What is required ->
Would you reproduce the entries exactly, including every line?
:: Supplied material
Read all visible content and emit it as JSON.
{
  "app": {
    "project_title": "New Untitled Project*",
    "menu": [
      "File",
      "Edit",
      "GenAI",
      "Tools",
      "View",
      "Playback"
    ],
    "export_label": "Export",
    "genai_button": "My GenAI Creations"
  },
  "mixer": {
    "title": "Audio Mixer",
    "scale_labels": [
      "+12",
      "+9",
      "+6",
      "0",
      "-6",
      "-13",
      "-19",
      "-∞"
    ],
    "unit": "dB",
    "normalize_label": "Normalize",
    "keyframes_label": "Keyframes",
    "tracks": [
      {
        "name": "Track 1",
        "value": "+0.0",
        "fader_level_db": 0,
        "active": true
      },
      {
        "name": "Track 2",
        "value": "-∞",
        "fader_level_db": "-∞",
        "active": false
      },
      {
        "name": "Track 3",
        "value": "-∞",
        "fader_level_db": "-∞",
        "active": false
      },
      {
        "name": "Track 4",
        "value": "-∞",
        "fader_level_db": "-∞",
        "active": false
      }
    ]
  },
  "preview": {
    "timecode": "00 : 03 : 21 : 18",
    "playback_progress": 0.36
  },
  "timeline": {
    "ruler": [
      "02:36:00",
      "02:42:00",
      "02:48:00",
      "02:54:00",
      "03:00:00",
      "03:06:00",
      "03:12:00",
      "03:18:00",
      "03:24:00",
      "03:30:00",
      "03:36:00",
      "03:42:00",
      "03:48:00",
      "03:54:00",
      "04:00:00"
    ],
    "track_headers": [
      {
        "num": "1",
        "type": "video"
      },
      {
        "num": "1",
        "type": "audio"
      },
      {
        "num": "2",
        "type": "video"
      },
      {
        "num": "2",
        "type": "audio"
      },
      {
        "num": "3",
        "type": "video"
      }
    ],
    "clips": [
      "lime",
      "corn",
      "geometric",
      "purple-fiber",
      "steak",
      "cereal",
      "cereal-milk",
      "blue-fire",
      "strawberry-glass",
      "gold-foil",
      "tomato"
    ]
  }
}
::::
Answer to the exercise ->
Read all visible content and emit it as JSON.
{
  "app": {
    "project_title": "New Untitled Project*",
    "menu": [
      "File",
      "Edit",
      "GenAI",
      "Tools",
      "View",
      "Playback"
    ],
    "export_label": "Export",
    "genai_button": "My GenAI Creations"
  },
  "mixer": {
    "title": "Audio Mixer",
    "scale_labels": [
      "+12",
      "+9",
      "+6",
      "0",
      "-6",
      "-13",
      "-19",
      "-∞"
    ],
    "unit": "dB",
    "normalize_label": "Normalize",
    "keyframes_label": "Keyframes",
    "tracks": [
      {
        "name": "Track 1",
        "value": "+0.0",
        "fader_level_db": 0,
        "active": true
      },
      {
        "name": "Track 2",
        "value": "-∞",
        "fader_level_db": "-∞",
        "active": false
      },
      {
        "name": "Track 3",
        "value": "-∞",
        "fader_level_db": "-∞",
        "active": false
      },
      {
        "name": "Track 4",
        "value": "-∞",
        "fader_level_db": "-∞",
        "active": false
      }
    ]
  },
  "preview": {
    "timecode": "00 : 03 : 21 : 18",
    "playback_progress": 0.36
  },
  "timeline": {
    "ruler": [
      "02:36:00",
      "02:42:00",
      "02:48:00",
      "02:54:00",
      "03:00:00",
      "03:06:00",
      "03:12:00",
      "03:18:00",
      "03:24:00",
      "03:30:00",
      "03:36:00",
      "03:42:00",
      "03:48:00",
      "03:54:00",
      "04:00:00"
    ],
    "track_headers": [
      {
        "num": "1",
        "type": "video"
      },
      {
        "num": "1",
        "type": "audio"
      },
      {
        "num": "2",
        "type": "video"
      },
      {
        "num": "2",
        "type": "audio"
      },
      {
        "num": "3",
        "type": "video"
      }
    ],
    "clips": [
      "lime",
      "corn",
      "geometric",
      "purple-fiber",
      "steak",
      "cereal",
      "cereal-milk",
      "blue-fire",
      "strawberry-glass",
      "gold-foil",
      "tomato"
    ]
  }
}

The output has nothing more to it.